Means and researchers on START’s Risk Communication and Resilience (RCR) team attended to support the initiative, study how the children engaged with the emergency preparedness curriculum and assess if the lessons learned by the children were further communicated to their families. 

“We are interested in learning more about the role children play in building community resilience,” said Holly Roberts, RCR project manager. “Not a lot of work has been done in this arena, but what we have seen suggests that children are very effective – and persuasive – communicators.”

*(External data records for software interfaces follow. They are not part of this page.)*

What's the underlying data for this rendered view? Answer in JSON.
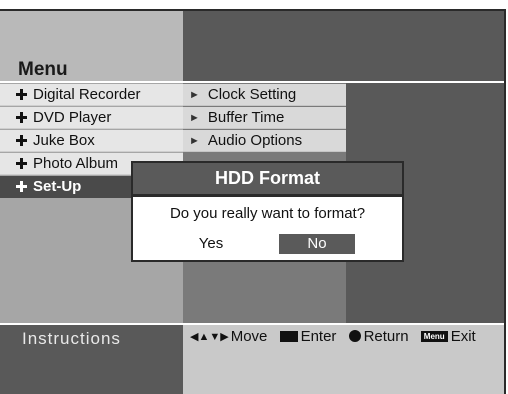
{
  "menu": {
    "title": "Menu"
  },
  "left_menu": {
    "items": [
      {
        "label": "Digital Recorder",
        "icon": "plus-icon"
      },
      {
        "label": "DVD Player",
        "icon": "plus-icon"
      },
      {
        "label": "Juke Box",
        "icon": "plus-icon"
      },
      {
        "label": "Photo Album",
        "icon": "plus-icon"
      },
      {
        "label": "Set-Up",
        "icon": "plus-icon",
        "selected": true
      }
    ]
  },
  "submenu": {
    "items": [
      {
        "label": "Clock Setting",
        "icon": "arrow-icon"
      },
      {
        "label": "Buffer Time",
        "icon": "arrow-icon"
      },
      {
        "label": "Audio Options",
        "icon": "arrow-icon"
      }
    ]
  },
  "dialog": {
    "title": "HDD Format",
    "message": "Do you really want to format?",
    "yes_label": "Yes",
    "no_label": "No",
    "selected": "No"
  },
  "instructions": {
    "title": "Instructions",
    "move": "Move",
    "enter": "Enter",
    "return": "Return",
    "menu_key": "Menu",
    "exit": "Exit"
  },
  "colors": {
    "selected_bg": "#4a4a4a",
    "dialog_header": "#5a5a5a",
    "dark_panel": "#595959"
  }
}
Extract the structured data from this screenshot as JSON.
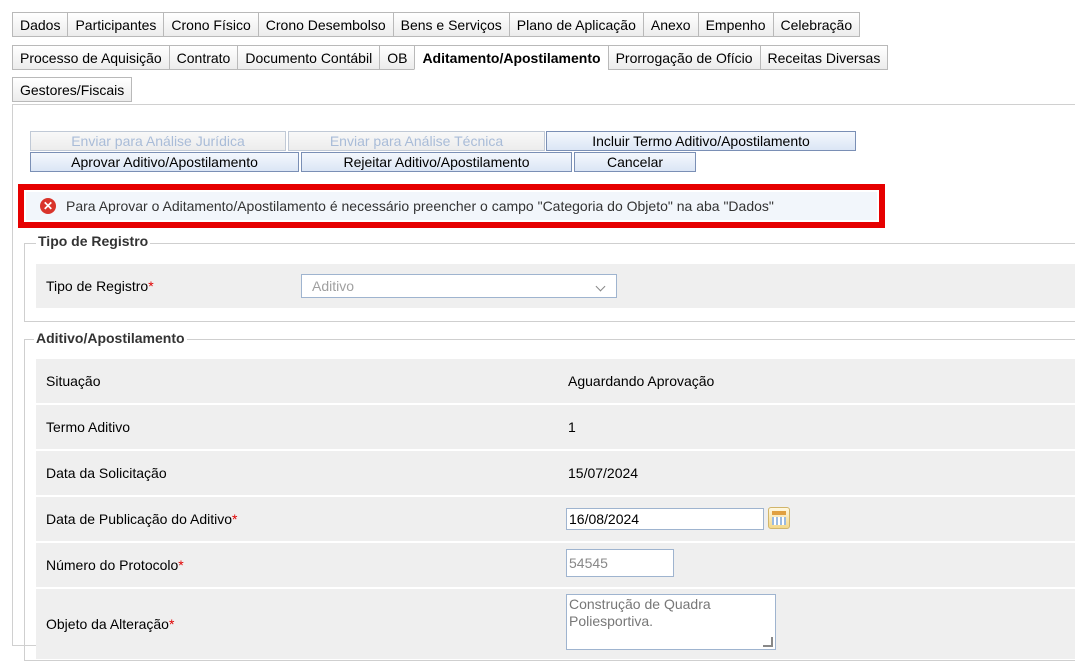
{
  "tabs": {
    "row1": [
      "Dados",
      "Participantes",
      "Crono Físico",
      "Crono Desembolso",
      "Bens e Serviços",
      "Plano de Aplicação",
      "Anexo",
      "Empenho",
      "Celebração"
    ],
    "row2": [
      "Processo de Aquisição",
      "Contrato",
      "Documento Contábil",
      "OB",
      "Aditamento/Apostilamento",
      "Prorrogação de Ofício",
      "Receitas Diversas"
    ],
    "row3": [
      "Gestores/Fiscais"
    ],
    "active": "Aditamento/Apostilamento"
  },
  "actions": {
    "enviar_juridica": "Enviar para Análise Jurídica",
    "enviar_tecnica": "Enviar para Análise Técnica",
    "incluir_termo": "Incluir Termo Aditivo/Apostilamento",
    "aprovar": "Aprovar Aditivo/Apostilamento",
    "rejeitar": "Rejeitar Aditivo/Apostilamento",
    "cancelar": "Cancelar"
  },
  "error": {
    "message": "Para Aprovar o Aditamento/Apostilamento é necessário preencher o campo \"Categoria do Objeto\" na aba \"Dados\"",
    "icon": "error-circle-icon"
  },
  "tipo_registro": {
    "legend": "Tipo de Registro",
    "label": "Tipo de Registro",
    "required_mark": "*",
    "value": "Aditivo"
  },
  "aditivo": {
    "legend": "Aditivo/Apostilamento",
    "situacao_label": "Situação",
    "situacao_value": "Aguardando Aprovação",
    "termo_label": "Termo Aditivo",
    "termo_value": "1",
    "data_solicitacao_label": "Data da Solicitação",
    "data_solicitacao_value": "15/07/2024",
    "data_publicacao_label": "Data de Publicação do Aditivo",
    "data_publicacao_value": "16/08/2024",
    "protocolo_label": "Número do Protocolo",
    "protocolo_value": "54545",
    "objeto_label": "Objeto da Alteração",
    "objeto_value": "Construção de Quadra Poliesportiva.",
    "required_mark": "*"
  },
  "colors": {
    "error_border": "#e60000",
    "required": "#e00000",
    "row_bg": "#efefef"
  }
}
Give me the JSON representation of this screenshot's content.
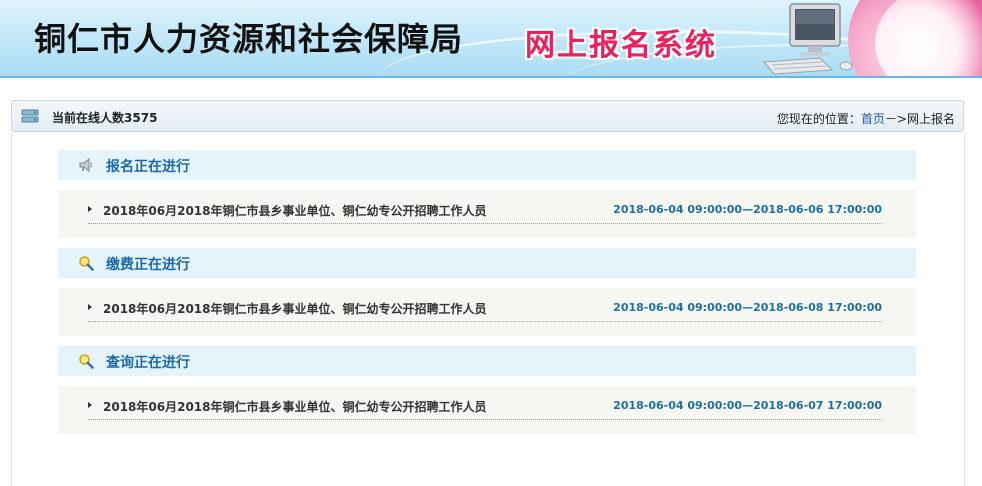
{
  "banner": {
    "title": "铜仁市人力资源和社会保障局",
    "system_name": "网上报名系统"
  },
  "location_bar": {
    "online_label": "当前在线人数",
    "online_count": "3575",
    "location_prefix": "您现在的位置：",
    "home_link": "首页",
    "separator": "－>",
    "current": "网上报名"
  },
  "sections": [
    {
      "title": "报名正在进行",
      "icon": "megaphone-icon",
      "items": [
        {
          "title": "2018年06月2018年铜仁市县乡事业单位、铜仁幼专公开招聘工作人员",
          "time": "2018-06-04 09:00:00—2018-06-06 17:00:00"
        }
      ]
    },
    {
      "title": "缴费正在进行",
      "icon": "magnifier-icon",
      "items": [
        {
          "title": "2018年06月2018年铜仁市县乡事业单位、铜仁幼专公开招聘工作人员",
          "time": "2018-06-04 09:00:00—2018-06-08 17:00:00"
        }
      ]
    },
    {
      "title": "查询正在进行",
      "icon": "magnifier-icon",
      "items": [
        {
          "title": "2018年06月2018年铜仁市县乡事业单位、铜仁幼专公开招聘工作人员",
          "time": "2018-06-04 09:00:00—2018-06-07 17:00:00"
        }
      ]
    }
  ],
  "colors": {
    "accent_blue": "#1b6aa8",
    "time_blue": "#1f6f9a",
    "system_pink": "#e8225c",
    "header_bg": "#e5f3fb",
    "row_bg": "#f6f6f2"
  }
}
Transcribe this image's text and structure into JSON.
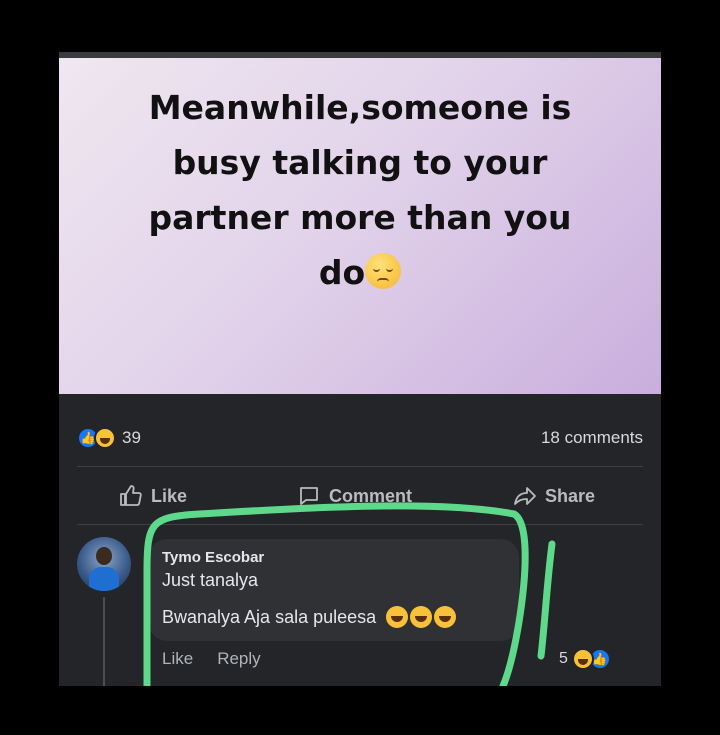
{
  "post": {
    "text_line1": "Meanwhile,someone is",
    "text_line2": "busy talking to your",
    "text_line3": "partner more than you",
    "text_line4": "do",
    "background_colors": [
      "#efe7f0",
      "#c9aedd"
    ]
  },
  "stats": {
    "reaction_count": "39",
    "comments_count": "18 comments",
    "reaction_icons": [
      "like-icon",
      "haha-icon"
    ]
  },
  "actions": {
    "like_label": "Like",
    "comment_label": "Comment",
    "share_label": "Share"
  },
  "comment": {
    "author": "Tymo Escobar",
    "line1": "Just tanalya",
    "line2": "Bwanalya Aja sala puleesa",
    "like_label": "Like",
    "reply_label": "Reply",
    "reaction_count": "5",
    "reaction_icons": [
      "haha-icon",
      "like-icon"
    ]
  },
  "colors": {
    "accent": "#1877f2",
    "highlight_stroke": "#5ed88a",
    "card_bg": "#232528"
  }
}
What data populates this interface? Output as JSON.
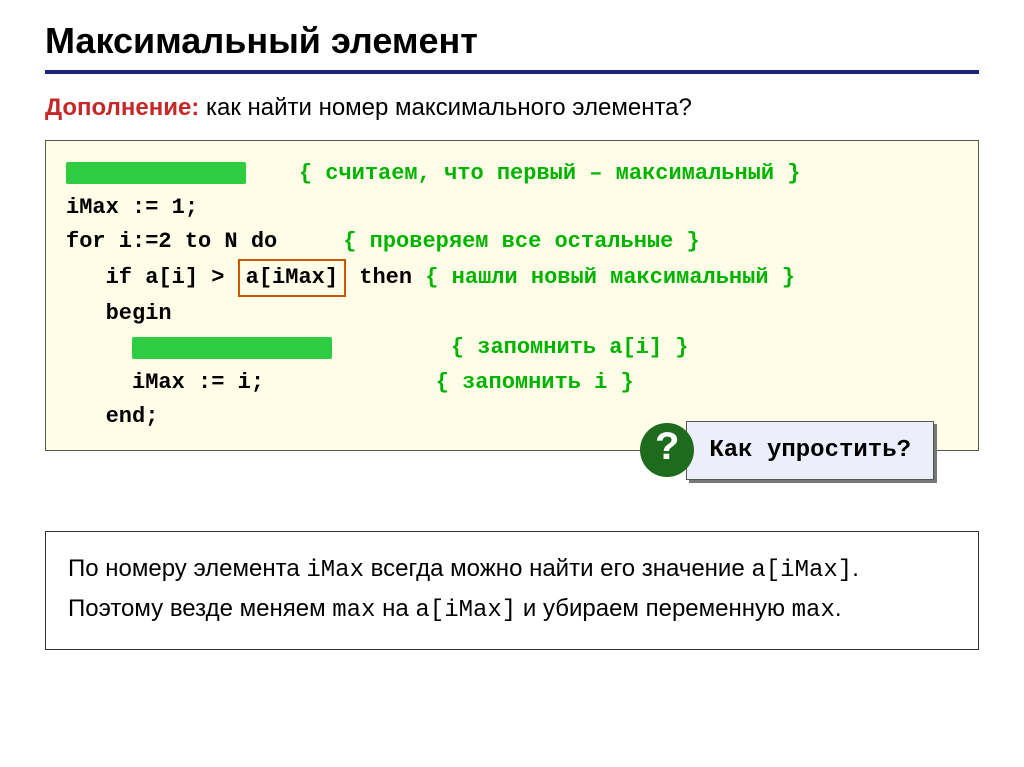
{
  "title": "Максимальный элемент",
  "subtitle": {
    "prefix": "Дополнение:",
    "rest": " как найти номер максимального элемента?"
  },
  "code": {
    "c1": "{ считаем, что первый – максимальный }",
    "l2": "iMax := 1;",
    "l3a": "for i:=2 to N do",
    "c3": "{ проверяем все остальные }",
    "l4a": "   if a[i] > ",
    "l4box": "a[iMax]",
    "l4b": " then ",
    "c4": "{ нашли новый максимальный }",
    "l5": "   begin",
    "c6": "{ запомнить a[i] }",
    "l7": "     iMax := i;",
    "c7": "{ запомнить i }",
    "l8": "   end;"
  },
  "simplify": {
    "q": "?",
    "label": "Как упростить?"
  },
  "explain": {
    "t1": "По номеру элемента ",
    "m1": "iMax",
    "t2": " всегда можно найти его значение ",
    "m2": "a[iMax]",
    "t3": ". Поэтому везде меняем ",
    "m3": "max",
    "t4": " на ",
    "m4": "a[iMax]",
    "t5": " и убираем переменную ",
    "m5": "max",
    "t6": "."
  }
}
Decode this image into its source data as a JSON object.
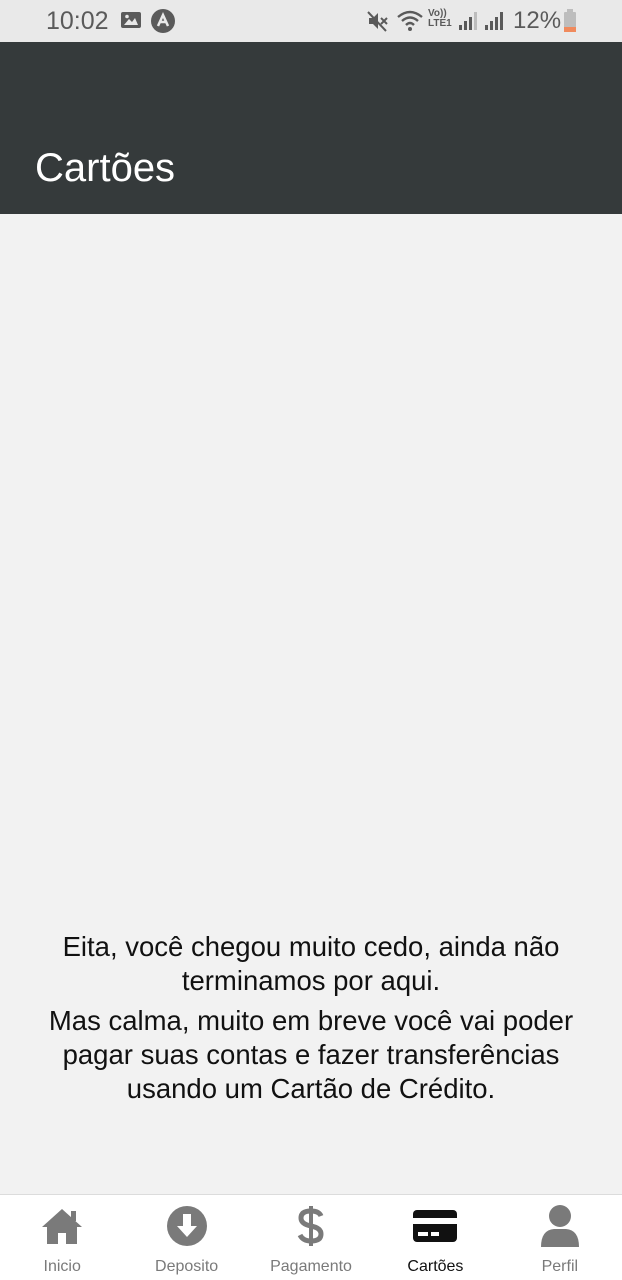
{
  "status_bar": {
    "time": "10:02",
    "battery_percent": "12%",
    "icons": [
      "image-icon",
      "app-notification-icon",
      "mute-icon",
      "wifi-icon",
      "volte-icon",
      "signal-icon",
      "signal-icon",
      "battery-low-icon"
    ],
    "volte_label_top": "Vo))",
    "volte_label_bottom": "LTE1"
  },
  "header": {
    "title": "Cartões",
    "background": "#353a3b"
  },
  "main": {
    "message_line1": "Eita, você chegou muito cedo, ainda não terminamos por aqui.",
    "message_line2": "Mas calma, muito em breve você vai poder pagar suas contas e fazer transferências usando um Cartão de Crédito."
  },
  "bottom_nav": {
    "items": [
      {
        "label": "Inicio",
        "icon": "home-icon",
        "active": false
      },
      {
        "label": "Deposito",
        "icon": "download-circle-icon",
        "active": false
      },
      {
        "label": "Pagamento",
        "icon": "dollar-icon",
        "active": false
      },
      {
        "label": "Cartões",
        "icon": "credit-card-icon",
        "active": true
      },
      {
        "label": "Perfil",
        "icon": "user-icon",
        "active": false
      }
    ],
    "inactive_color": "#7a7a7a",
    "active_color": "#111111"
  }
}
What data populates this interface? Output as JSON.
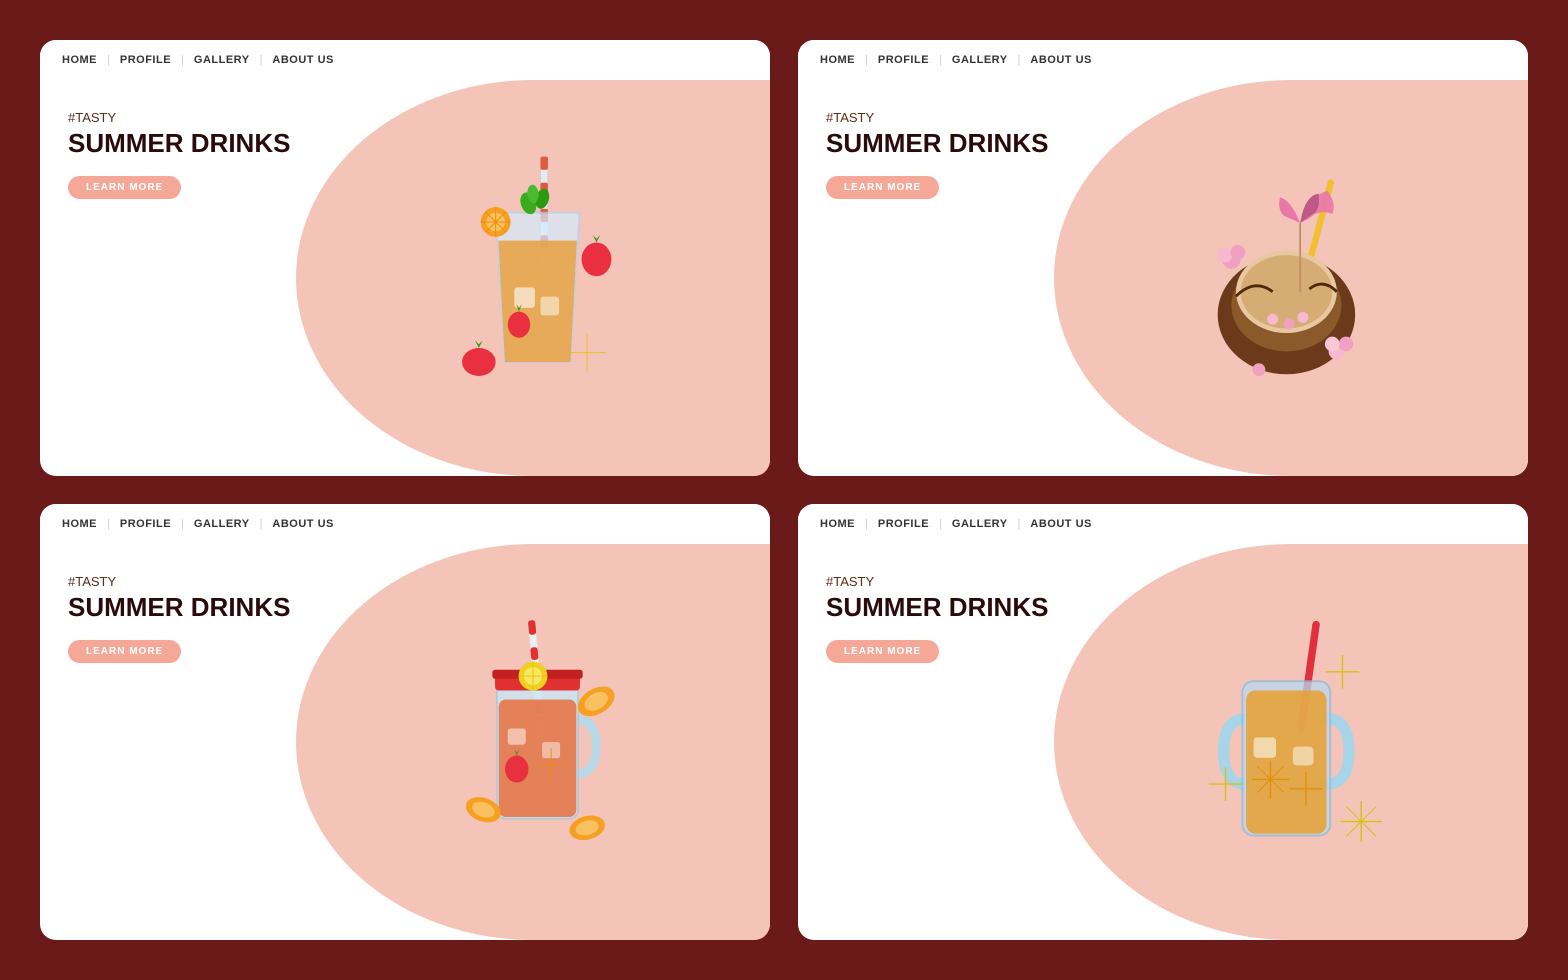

During the event, the girls participated in a discussion about different types of disasters, played a game of “telephone” to demonstrate how easily emergency messages can change, and decorated their own first aid and emergency kits.  Earning their Emergency Preparedness badges, the Girl Scouts were taught to use whistles and flashlights to signal distress, and through their marshmallow creations, they learned about how earthquakes can affect building structures.

START’s RCR team will follow up with the program participants this fall to see if and how they shared any information with their families or communities.

Means said the girls were extremely attentive to the information and that she wouldn’t be surprised if they went home and taught their parents and siblings what they had learned here.

“Children watch and model their behavior after adults and authority figures in their life,” she said. “In what I’ve studied of Social Learning Theory, children have to be interested and engaged to retain the information that is being thrown their way.  These girls definitely were – they really got a huge kick out of the activities.”

The program is a part of the Emergency Preparedness Patch Program, created by the Girl Scout Council of the Nation’s Capital and FEMA’s Citizen Corps to help girls identify potential local risks and emergencies, prepare themselves and their families for emergencies, and discover ways to get involved in community emergency planning.

START’s research is funded through an award from the National Science Foundation’s Resilient Interdependent Infrastructure Processes and Systems (RIPS) solicitation.